STUDY MATERIAL START

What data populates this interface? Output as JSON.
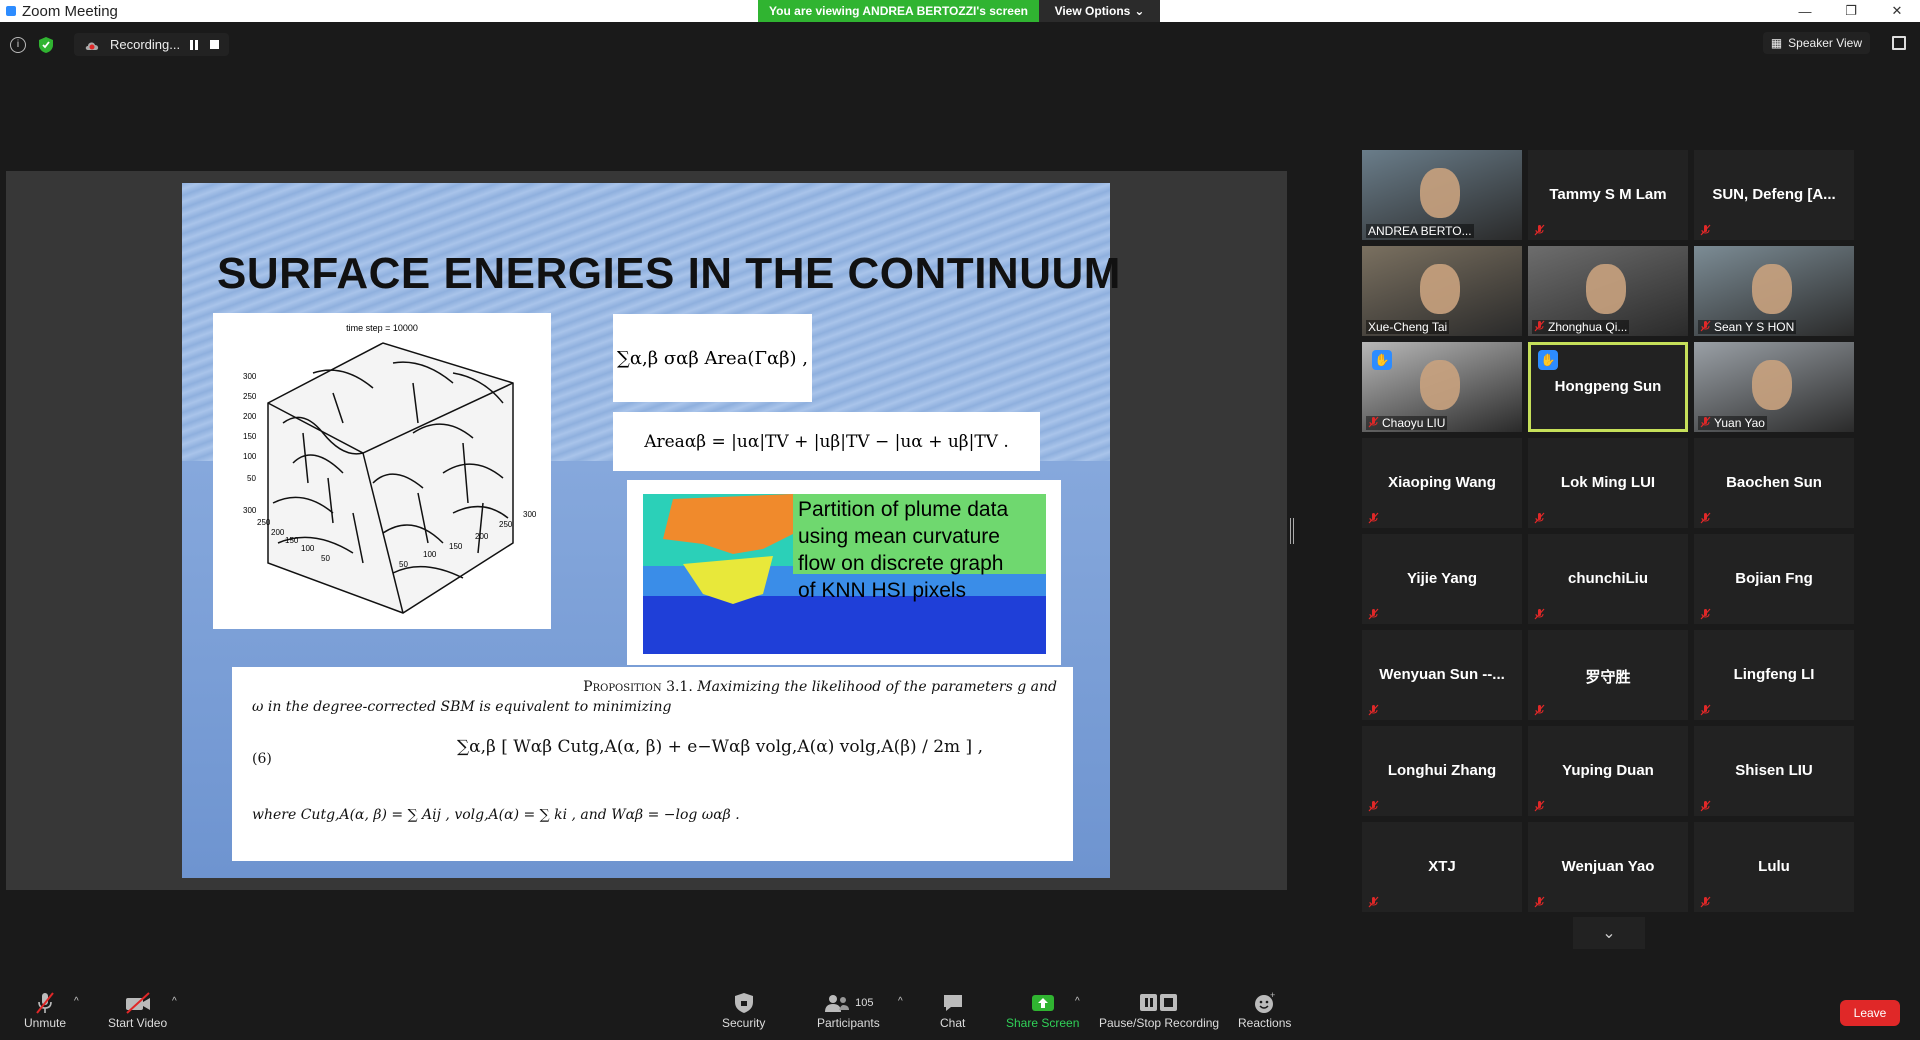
{
  "window": {
    "title": "Zoom Meeting",
    "viewing_banner": "You are viewing ANDREA BERTOZZI's screen",
    "view_options": "View Options",
    "recording_status": "Recording...",
    "speaker_view": "Speaker View"
  },
  "slide": {
    "title": "SURFACE ENERGIES IN THE CONTINUUM",
    "figure_caption": "time step = 10000",
    "eq1": "∑α,β σαβ Area(Γαβ) ,",
    "eq2": "Areaαβ = |uα|TV + |uβ|TV − |uα + uβ|TV .",
    "plume_text_lines": [
      "Partition of plume data",
      "using mean curvature",
      "flow on discrete graph",
      "of KNN HSI pixels"
    ],
    "proposition_label": "Proposition 3.1.",
    "proposition_line1": "Maximizing the likelihood of the parameters g and",
    "proposition_line2": "ω in the degree-corrected SBM is equivalent to minimizing",
    "equation_number": "(6)",
    "main_equation": "∑α,β [ Wαβ Cutg,A(α, β) + e−Wαβ volg,A(α) volg,A(β) / 2m ] ,",
    "where_clause": "where Cutg,A(α, β) = ∑ Aij , volg,A(α) = ∑ ki , and Wαβ = −log ωαβ ."
  },
  "gallery": {
    "participants": [
      {
        "name": "ANDREA BERTO...",
        "video": true,
        "muted": false,
        "hand": false,
        "active": false
      },
      {
        "name": "Tammy S M Lam",
        "video": false,
        "muted": true,
        "hand": false,
        "active": false
      },
      {
        "name": "SUN,  Defeng  [A...",
        "video": false,
        "muted": true,
        "hand": false,
        "active": false
      },
      {
        "name": "Xue-Cheng Tai",
        "video": true,
        "muted": false,
        "hand": false,
        "active": false
      },
      {
        "name": "Zhonghua Qi...",
        "video": true,
        "muted": true,
        "hand": false,
        "active": false
      },
      {
        "name": "Sean Y S HON",
        "video": true,
        "muted": true,
        "hand": false,
        "active": false
      },
      {
        "name": "Chaoyu LIU",
        "video": true,
        "muted": true,
        "hand": true,
        "active": false
      },
      {
        "name": "Hongpeng Sun",
        "video": false,
        "muted": false,
        "hand": true,
        "active": true
      },
      {
        "name": "Yuan Yao",
        "video": true,
        "muted": true,
        "hand": false,
        "active": false
      },
      {
        "name": "Xiaoping Wang",
        "video": false,
        "muted": true,
        "hand": false,
        "active": false
      },
      {
        "name": "Lok Ming LUI",
        "video": false,
        "muted": true,
        "hand": false,
        "active": false
      },
      {
        "name": "Baochen Sun",
        "video": false,
        "muted": true,
        "hand": false,
        "active": false
      },
      {
        "name": "Yijie Yang",
        "video": false,
        "muted": true,
        "hand": false,
        "active": false
      },
      {
        "name": "chunchiLiu",
        "video": false,
        "muted": true,
        "hand": false,
        "active": false
      },
      {
        "name": "Bojian Fng",
        "video": false,
        "muted": true,
        "hand": false,
        "active": false
      },
      {
        "name": "Wenyuan  Sun  --...",
        "video": false,
        "muted": true,
        "hand": false,
        "active": false
      },
      {
        "name": "罗守胜",
        "video": false,
        "muted": true,
        "hand": false,
        "active": false
      },
      {
        "name": "Lingfeng LI",
        "video": false,
        "muted": true,
        "hand": false,
        "active": false
      },
      {
        "name": "Longhui Zhang",
        "video": false,
        "muted": true,
        "hand": false,
        "active": false
      },
      {
        "name": "Yuping Duan",
        "video": false,
        "muted": true,
        "hand": false,
        "active": false
      },
      {
        "name": "Shisen LIU",
        "video": false,
        "muted": true,
        "hand": false,
        "active": false
      },
      {
        "name": "XTJ",
        "video": false,
        "muted": true,
        "hand": false,
        "active": false
      },
      {
        "name": "Wenjuan Yao",
        "video": false,
        "muted": true,
        "hand": false,
        "active": false
      },
      {
        "name": "Lulu",
        "video": false,
        "muted": true,
        "hand": false,
        "active": false
      }
    ]
  },
  "toolbar": {
    "unmute": "Unmute",
    "start_video": "Start Video",
    "security": "Security",
    "participants": "Participants",
    "participants_count": "105",
    "chat": "Chat",
    "share_screen": "Share Screen",
    "pause_stop_recording": "Pause/Stop Recording",
    "reactions": "Reactions",
    "leave": "Leave"
  },
  "colors": {
    "banner_green": "#30b431",
    "share_green": "#30d158",
    "leave_red": "#e02828",
    "active_speaker": "#c6e05a",
    "zoom_blue": "#2d8cff"
  }
}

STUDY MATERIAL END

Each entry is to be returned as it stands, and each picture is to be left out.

> [THE ANSWER]
What data populates this interface? Output as JSON.
{
  "window": {
    "title": "Zoom Meeting",
    "viewing_banner": "You are viewing ANDREA BERTOZZI's screen",
    "view_options": "View Options",
    "recording_status": "Recording...",
    "speaker_view": "Speaker View"
  },
  "slide": {
    "title": "SURFACE ENERGIES IN THE CONTINUUM",
    "figure_caption": "time step = 10000",
    "eq1": "∑α,β σαβ Area(Γαβ) ,",
    "eq2": "Areaαβ = |uα|TV + |uβ|TV − |uα + uβ|TV .",
    "plume_text_lines": [
      "Partition of plume data",
      "using mean curvature",
      "flow on discrete graph",
      "of KNN HSI pixels"
    ],
    "proposition_label": "Proposition 3.1.",
    "proposition_line1": "Maximizing the likelihood of the parameters g and",
    "proposition_line2": "ω in the degree-corrected SBM is equivalent to minimizing",
    "equation_number": "(6)",
    "main_equation": "∑α,β [ Wαβ Cutg,A(α, β) + e−Wαβ volg,A(α) volg,A(β) / 2m ] ,",
    "where_clause": "where Cutg,A(α, β) = ∑ Aij , volg,A(α) = ∑ ki , and Wαβ = −log ωαβ ."
  },
  "gallery": {
    "participants": [
      {
        "name": "ANDREA BERTO...",
        "video": true,
        "muted": false,
        "hand": false,
        "active": false
      },
      {
        "name": "Tammy S M Lam",
        "video": false,
        "muted": true,
        "hand": false,
        "active": false
      },
      {
        "name": "SUN,  Defeng  [A...",
        "video": false,
        "muted": true,
        "hand": false,
        "active": false
      },
      {
        "name": "Xue-Cheng Tai",
        "video": true,
        "muted": false,
        "hand": false,
        "active": false
      },
      {
        "name": "Zhonghua Qi...",
        "video": true,
        "muted": true,
        "hand": false,
        "active": false
      },
      {
        "name": "Sean Y S HON",
        "video": true,
        "muted": true,
        "hand": false,
        "active": false
      },
      {
        "name": "Chaoyu LIU",
        "video": true,
        "muted": true,
        "hand": true,
        "active": false
      },
      {
        "name": "Hongpeng Sun",
        "video": false,
        "muted": false,
        "hand": true,
        "active": true
      },
      {
        "name": "Yuan Yao",
        "video": true,
        "muted": true,
        "hand": false,
        "active": false
      },
      {
        "name": "Xiaoping Wang",
        "video": false,
        "muted": true,
        "hand": false,
        "active": false
      },
      {
        "name": "Lok Ming LUI",
        "video": false,
        "muted": true,
        "hand": false,
        "active": false
      },
      {
        "name": "Baochen Sun",
        "video": false,
        "muted": true,
        "hand": false,
        "active": false
      },
      {
        "name": "Yijie Yang",
        "video": false,
        "muted": true,
        "hand": false,
        "active": false
      },
      {
        "name": "chunchiLiu",
        "video": false,
        "muted": true,
        "hand": false,
        "active": false
      },
      {
        "name": "Bojian Fng",
        "video": false,
        "muted": true,
        "hand": false,
        "active": false
      },
      {
        "name": "Wenyuan  Sun  --...",
        "video": false,
        "muted": true,
        "hand": false,
        "active": false
      },
      {
        "name": "罗守胜",
        "video": false,
        "muted": true,
        "hand": false,
        "active": false
      },
      {
        "name": "Lingfeng LI",
        "video": false,
        "muted": true,
        "hand": false,
        "active": false
      },
      {
        "name": "Longhui Zhang",
        "video": false,
        "muted": true,
        "hand": false,
        "active": false
      },
      {
        "name": "Yuping Duan",
        "video": false,
        "muted": true,
        "hand": false,
        "active": false
      },
      {
        "name": "Shisen LIU",
        "video": false,
        "muted": true,
        "hand": false,
        "active": false
      },
      {
        "name": "XTJ",
        "video": false,
        "muted": true,
        "hand": false,
        "active": false
      },
      {
        "name": "Wenjuan Yao",
        "video": false,
        "muted": true,
        "hand": false,
        "active": false
      },
      {
        "name": "Lulu",
        "video": false,
        "muted": true,
        "hand": false,
        "active": false
      }
    ]
  },
  "toolbar": {
    "unmute": "Unmute",
    "start_video": "Start Video",
    "security": "Security",
    "participants": "Participants",
    "participants_count": "105",
    "chat": "Chat",
    "share_screen": "Share Screen",
    "pause_stop_recording": "Pause/Stop Recording",
    "reactions": "Reactions",
    "leave": "Leave"
  },
  "colors": {
    "banner_green": "#30b431",
    "share_green": "#30d158",
    "leave_red": "#e02828",
    "active_speaker": "#c6e05a",
    "zoom_blue": "#2d8cff"
  }
}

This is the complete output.